of projects in India, the same is of
utmost importance for the Developer.
Suitable land should be identi ied
and inalized (in terms of inprinciple agreement or agreement
to sale etc) before the submission
Clearances & Approvals
As the VGF to be disbursed over
the period of 6 years from project
start date; the same should take
into account in the inancials models of the Project.
Further, various political and economical risks associated with the
disbursement of VGF shall also be
considered while arriving at the
Delay in disbursement of VGF by
the Government will hamper the
inancials of the Projects.
Obtaining all the necessary clearances & approvals are the responsibility of the developer.
Hence, the timelines and risks
associated with this are required
to be considered.
DCR Requirement for 375 MW
Developer has to take into consideration the domestic modules
while bidding under the DCR Category;
Availability of modules, quality,
CUF estimation, degradation &
warranty aspects etch are required to be considered.
In the absence of the Solar Park
concept, the cost of developing
and maintaining the evacuation
systems as well as generation
losses on account of down time of
the grid have to be taken into consideration.
Absence of irm mechanism to
ensure a match between states
willing to buy power at the predetermined prices and developers’ preference of location for the
Lack of clarity on how the SECI
will ensure the off-take of the
power to states across the country
that might be willing to buy the
Payment Security Mechanism
Lack of clarity in terms of how the
payment security will be provided
by SECI to the developers.
The current mechanism of collecting corpus of fund suf icient for 3
months payment is not adequate
considering the lower tariff and
high amount of upfront equity
funding from the developer.
Further, without the proper payment security mechanism, the
banks/FIs will also be hesitant to
provide funds at D:E ratio of
KEY TECHNICAL &
CAPEX: Rs. 6.6 Crs/MW
VGF Percentage: 25% of the Project
Considering a standard project size
of 10 MW (11 MWp), the inancials
of the Project will look like below
based on the assumptions depicted
Project IRR: 14.7%
Equity IRR: 15.0%
Interest Rate: 13%
D/E Ratio : 70/30
Tariff : Rs. 5.45 per Unit (W/o Depreciation Bene its)
OPEX: Rs. 6 Lacs/MW with 5% annual
Project NPV: Rs. 8 Crs
Equity NPV: Rs. 5 Crs
Project Payback: 6.6 Years
Equity Payback: 11.4 Years
Sensitivity of the change in key variables such as CAPEX, VGF Percentage,
Interest Rate, PLF and OPEX using the radar chart analysis is presented below.
Interest Rate (‐
Grid Lossess (‐
OPEX/MW (‐₹ 1
As the individual project size is 10 MW and in multiples thereof, developers
shall try to reduce the beta of the bid amount by lower VGF in lowest bids
and higher for the highest bids.
Hoping the VGF disbursement as per the de ined schedule the Developer
shall avail cheaper short term inancing such as buyer’s credit or bridge
As the maximum CUF limit is adequately high, developers may try to maximize the DC iled thereby getting higher generation with relatively lower increase in CAPEX.
Power, in the present edge, is the life blood for each & every economy around
the globe.
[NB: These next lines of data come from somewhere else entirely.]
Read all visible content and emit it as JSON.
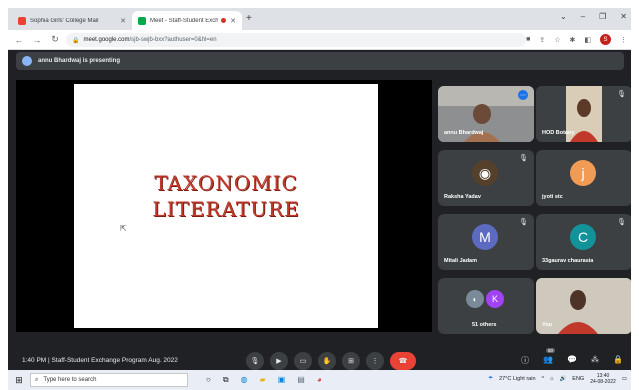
{
  "browser": {
    "tabs": [
      {
        "title": "Sophia Girls' College Mail",
        "active": false
      },
      {
        "title": "Meet - Staff-Student Exchan",
        "active": true
      }
    ],
    "new_tab": "+",
    "url_host": "meet.google.com",
    "url_path": "/sjb-swjb-bxx?authuser=0&hl=en",
    "profile_initial": "S"
  },
  "meet": {
    "presenting_banner": "annu Bhardwaj is presenting",
    "slide_title_line1": "TAXONOMIC",
    "slide_title_line2": "LITERATURE",
    "participants": [
      {
        "name": "annu Bhardwaj"
      },
      {
        "name": "HOD Botany"
      },
      {
        "name": "Raksha Yadav"
      },
      {
        "name": "jyoti stc",
        "initial": "j",
        "color": "#f29b55"
      },
      {
        "name": "Mitali Jadam",
        "initial": "M",
        "color": "#5c6bc0"
      },
      {
        "name": "33gaurav chaurasia",
        "initial": "C",
        "color": "#12939a"
      },
      {
        "name": "51 others",
        "initial": "K",
        "color": "#a142f4"
      },
      {
        "name": "You"
      }
    ],
    "time": "1:40 PM",
    "meeting_title": "Staff-Student Exchange Program Aug. 2022",
    "people_badge": "60"
  },
  "taskbar": {
    "search_placeholder": "Type here to search",
    "weather": "27°C Light rain",
    "lang": "ENG",
    "time": "13:40",
    "date": "24-08-2022"
  }
}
It is an essential requirement for all facets of our life and has been
recognized as a basic human need. Socio-economic development of any country
depends upon development of this critical infrastructure.
Indian Power sector has been in the fore front of Indian growth story. With
huge captive coal reserves, signi icant potential for generation of power from
renewable energy sources, and a highly investor friendly Government policy
for setting-up green- ield Power projects, Indian Power sector is abreast with
untapped opportunities. The growth of the economy and its global competitiveness hinges on the availability of reliable and quality power at competitive
POWER INDIA is putting an effort to bolster the sturdy growth of Indian Power
Sector by providing comprehensive supports in terms of latest happenings,
analysis, publications, links and other resources related to the Indian and Global Power Sector to the Power Professionals.